People hate car dealers. Of course, there are always nice guys, but many car dealers just have to cheat their way to profits. Here are the top 5 auto scams that you absolutely must avoid, or risk paying way too much for your car.
Scam 1: The Yo-Yo Financing Scam
The dealer sells you a car and allows you to take it home
immediately. You finance your car through the dealer, but a few
days later, the dealer calls and tells you that your financing
has fallen through. You are then told to set up new financing
through the dealer, at a much higher cost to you, and a much higher profit to them. Avoid this at all costs! If you have bad
credit, don't finance at the dealer. Arrange your own financing.
If you finance through the dealer, never drive off your car
immediately. You should wait at least 24 hours before taking
your new car, so as to make sure financing is complete. This
allows the dealer no way to play the scam on you.
Scam 2: The Window Etching Fee
This is one of the most ridiculous but common scams I've heard
off. Basically the dealer offers to window etch your VIN number
in the window of your car for you, at a price ranging from $300
to $1000. Some people have tried to talk down the price, and
they often succeed, but the dealer still makes a few hundreds
off you. The easiest way to solve this problem? Just purchase a
do it yourself window etching kit at any decent auto parts
store. It only costs $20.
Scam 3: The Dealer Preparation Fee
The dealer charges you a preparation fee to prepare your car.
Some often charge an outrageous $500 or more just to peel off
the plastic protection on the car, test drive the car and put
in the fuses. Most MSRP stickers indicate that these costs have
already been covered by the manufacturer. In fact, some car
dealers permanently print it on the buyer's order to make it
seem mandatory, but one way you can get it removed is by
telling the dealer to add a credit (of the same amount as the
dealer preparation fees) on the next line. If they refuse to do
so, you should simply walk out of the dealership..
Scam 4: The Market Adjustment Fee
In this scam, the dealer tells you that your car is a really
popular vehicle, and so to sell you the vehicle they have to
add "Market Adjustment Fees" of several thousand dollars. This
amount is usually indicated on an orange sticker next to

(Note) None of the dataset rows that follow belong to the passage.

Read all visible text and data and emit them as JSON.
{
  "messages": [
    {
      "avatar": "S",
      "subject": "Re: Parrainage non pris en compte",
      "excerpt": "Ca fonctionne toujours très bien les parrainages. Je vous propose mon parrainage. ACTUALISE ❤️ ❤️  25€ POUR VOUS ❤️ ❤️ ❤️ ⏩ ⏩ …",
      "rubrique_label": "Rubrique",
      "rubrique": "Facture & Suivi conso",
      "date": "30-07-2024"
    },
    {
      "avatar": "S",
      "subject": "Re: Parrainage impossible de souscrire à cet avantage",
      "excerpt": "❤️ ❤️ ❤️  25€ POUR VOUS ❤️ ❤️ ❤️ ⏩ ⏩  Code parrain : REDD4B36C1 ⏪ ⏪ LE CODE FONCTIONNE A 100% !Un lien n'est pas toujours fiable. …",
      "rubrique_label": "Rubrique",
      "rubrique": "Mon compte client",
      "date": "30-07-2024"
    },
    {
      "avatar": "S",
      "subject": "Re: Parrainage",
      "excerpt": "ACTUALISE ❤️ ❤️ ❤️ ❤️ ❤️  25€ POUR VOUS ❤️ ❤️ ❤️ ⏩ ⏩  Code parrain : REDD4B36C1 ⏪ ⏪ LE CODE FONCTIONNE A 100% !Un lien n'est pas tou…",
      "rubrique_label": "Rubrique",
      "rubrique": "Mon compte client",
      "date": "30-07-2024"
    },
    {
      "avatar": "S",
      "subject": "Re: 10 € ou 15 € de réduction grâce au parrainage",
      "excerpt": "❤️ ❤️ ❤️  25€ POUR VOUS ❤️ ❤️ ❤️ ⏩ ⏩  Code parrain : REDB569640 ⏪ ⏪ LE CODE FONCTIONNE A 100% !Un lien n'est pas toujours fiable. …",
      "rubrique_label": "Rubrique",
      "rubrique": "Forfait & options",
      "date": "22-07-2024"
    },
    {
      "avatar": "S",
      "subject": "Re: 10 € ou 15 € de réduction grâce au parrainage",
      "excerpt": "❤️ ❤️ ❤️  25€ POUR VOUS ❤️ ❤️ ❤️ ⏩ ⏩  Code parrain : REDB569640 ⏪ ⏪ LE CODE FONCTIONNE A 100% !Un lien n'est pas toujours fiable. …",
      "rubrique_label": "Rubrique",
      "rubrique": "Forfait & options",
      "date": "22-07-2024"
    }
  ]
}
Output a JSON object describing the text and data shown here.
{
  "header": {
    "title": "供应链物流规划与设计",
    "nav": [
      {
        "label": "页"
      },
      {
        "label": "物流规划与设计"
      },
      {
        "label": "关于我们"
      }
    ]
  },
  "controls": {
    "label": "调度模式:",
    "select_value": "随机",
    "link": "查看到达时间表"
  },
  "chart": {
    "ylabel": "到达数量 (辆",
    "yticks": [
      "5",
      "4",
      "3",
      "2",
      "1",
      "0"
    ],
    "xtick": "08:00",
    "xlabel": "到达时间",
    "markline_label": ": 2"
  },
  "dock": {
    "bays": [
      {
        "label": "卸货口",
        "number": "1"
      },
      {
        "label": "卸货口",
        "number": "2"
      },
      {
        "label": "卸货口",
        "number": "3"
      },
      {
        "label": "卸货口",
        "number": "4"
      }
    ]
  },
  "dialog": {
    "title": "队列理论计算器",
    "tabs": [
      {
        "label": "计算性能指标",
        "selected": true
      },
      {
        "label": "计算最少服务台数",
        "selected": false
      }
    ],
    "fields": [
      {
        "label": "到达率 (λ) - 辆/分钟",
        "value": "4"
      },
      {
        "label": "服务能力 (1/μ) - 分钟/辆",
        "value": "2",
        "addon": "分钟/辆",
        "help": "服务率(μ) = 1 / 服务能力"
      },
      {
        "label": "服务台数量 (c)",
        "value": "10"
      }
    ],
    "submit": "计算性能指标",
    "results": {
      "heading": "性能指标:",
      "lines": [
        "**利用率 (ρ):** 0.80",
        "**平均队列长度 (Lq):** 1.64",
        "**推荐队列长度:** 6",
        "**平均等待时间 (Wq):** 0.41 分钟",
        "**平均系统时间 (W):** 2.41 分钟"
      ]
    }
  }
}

manufacturer's MSRP sticker. A car may be popular, but if it is
in stock, it is not worth paying extra for it. Many buyers,
especially trade-in buyers, have been ripped off before. They
focus only on what they get for their old car, and so they
don't see the big picture. They may get an extra few thousand
for their car, but they don't notice that they are charged a
much higher Market Adjustment Fee. The dealer sells the car,
gets the trade-in, and makes an extra off the buyer. Never pay
more than the manufacturer's MSRP.
Scam 5: The Extended Warranty Scam
The Extended Warranty scam is quite old but it is still in use.
And many people still do fall for it. Basically, when you take a
loan on your car, the dealer will say that you have to purchase
an extended warranty because the bank requires it for the loan.
Avoiding this scam is very simple actually. Tell the dealer to
write down in black and white that the extended warranty is
required for the loan and they'll most probably find some
excuse to remove the extended warranty. If they refuse to do
so, then please do not buy from that dealership. Actually, the
extended warranty is a great thing to have, but don't ever get
it from the dealer. You can get far better deals elsewhere,
especially online. Don’t get ripped off by car dealers!
Author: Pete Lance is the founder of a premier company which helps consumers save money on gasoline.